Lady Hale breaks from tradition with smiling Grays Inn portrait

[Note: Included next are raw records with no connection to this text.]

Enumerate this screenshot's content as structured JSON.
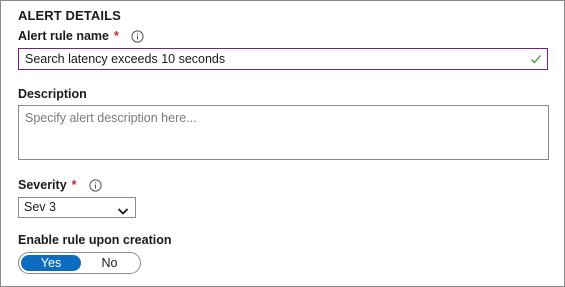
{
  "section": {
    "title": "ALERT DETAILS"
  },
  "alert_rule_name": {
    "label": "Alert rule name",
    "required_mark": "*",
    "info_icon": "info-icon",
    "value": "Search latency exceeds 10 seconds",
    "valid_icon": "check-icon",
    "valid_color": "#3c9a3c"
  },
  "description": {
    "label": "Description",
    "value": "",
    "placeholder": "Specify alert description here..."
  },
  "severity": {
    "label": "Severity",
    "required_mark": "*",
    "info_icon": "info-icon",
    "selected": "Sev 3",
    "dropdown_icon": "chevron-down-icon"
  },
  "enable_rule": {
    "label": "Enable rule upon creation",
    "options": [
      "Yes",
      "No"
    ],
    "selected": "Yes",
    "accent_color": "#0b6cc0"
  },
  "colors": {
    "required": "#c4262e",
    "focus_border": "#7a1f8a",
    "placeholder": "#7a7a7a"
  }
}
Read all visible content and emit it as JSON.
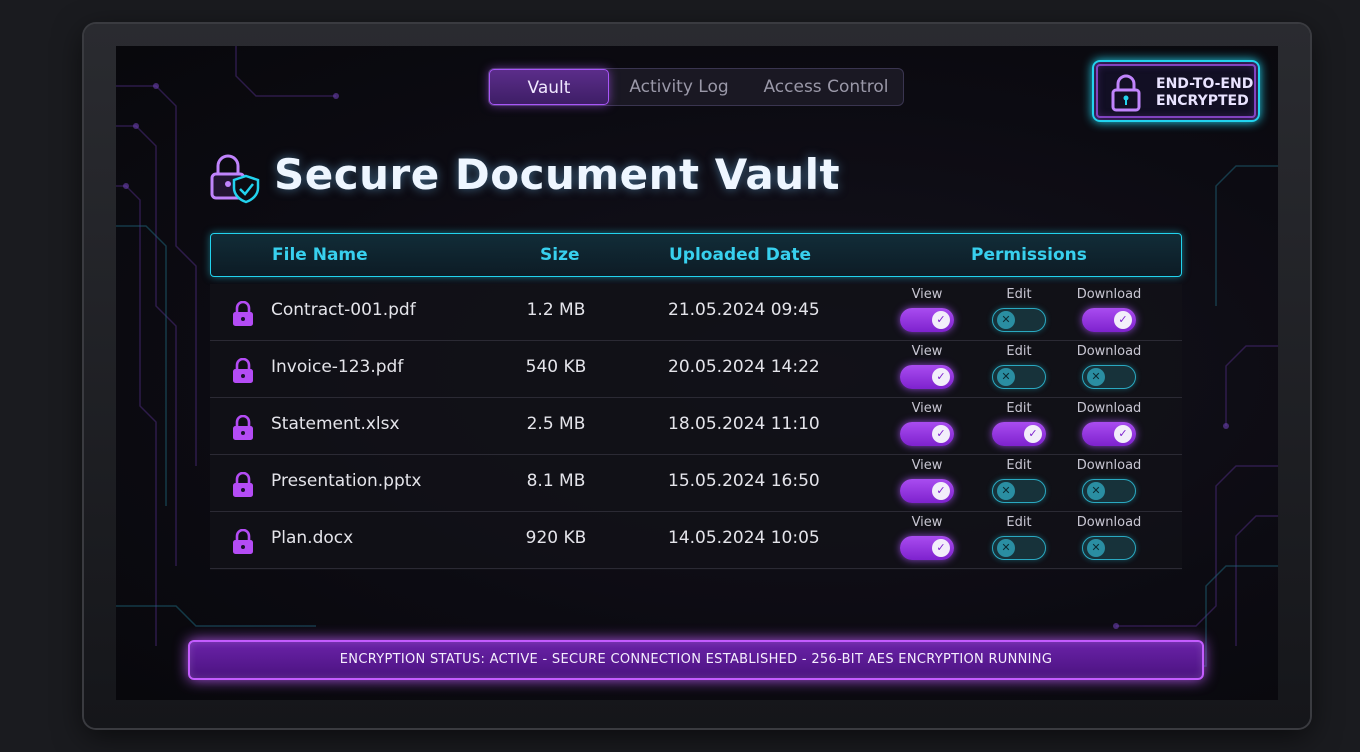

She’s a trailblazer in more ways than one. And Baroness Hale, the first female president of the Supreme Court, has again broken new ground as she becomes the only smiling portrait to hang in the hall of one of London’s illustrious Inns of Court. Lady Hale, 73, who was appointed to the role last year, had her portrait painted by David Cobley after Gray’s Inn commissioned it to hang in the hall. The Supreme Court judge is a member of the Inn, which called her to the bar in 1969. The unconventional portrait, due to be installed in August, is only the third depicting a female judge to hang at the Inn, with one of the others also being of Lady Hale and the third showing Dame Rose Heilbron, the Inn’s first female Treasurer. It will hang alongside portraits of Lord Birkenhead, former Lord Chancellor, and Lord Thomas of Cwmgiedd, former Lord Chief Justice, who retired last year. In the same hall are portraits of Queen Elizabeth I, who was patron lady of the Inn, Lord Burghley, her secretary of state, and Sir Francis Walsingham, her principal secretary. Mr Cobley said the portrait had been a “privilege” to paint.  Want the best of The Telegraph direct to your email and WhatsApp? Sign up to our free twice-daily  Front Page newsletter and new  audio briefings. “The other are a little more austere. Probably uniquely among them she is smiling.”The painting has also attracted comment for a pot of red ballpoint pens which is prominent at the front of the frame. Mr Cobley said they were intended to communicate the judge’s approachable nature. “The red provided a bit of colour in the foreground but it does suggest something of the common touch, which is what I referred to earlier. “Although she is at the top of her field, her profession, she does have a very easy way with her and I wanted to try and get that across if I could, to make a bit of a connection with the viewer,” he said. Lady Hale, a family law specialist, has previously been described as the “Beyoncé of the legal profession” due to her popularity among young lawyers and students.  “I found Lady Hale an extremely amiable, friendly, likeable person. “She has an incredibly important job but really does have the common touch and we just got on very well. She smiles a lot, so it seemed to be a natural thing to do,” he told the Daily Telegraph. Tony Harking, under treasurer of the Inn, said: “The style of the painting is somewhat different to the others, really reflecting her very unique style.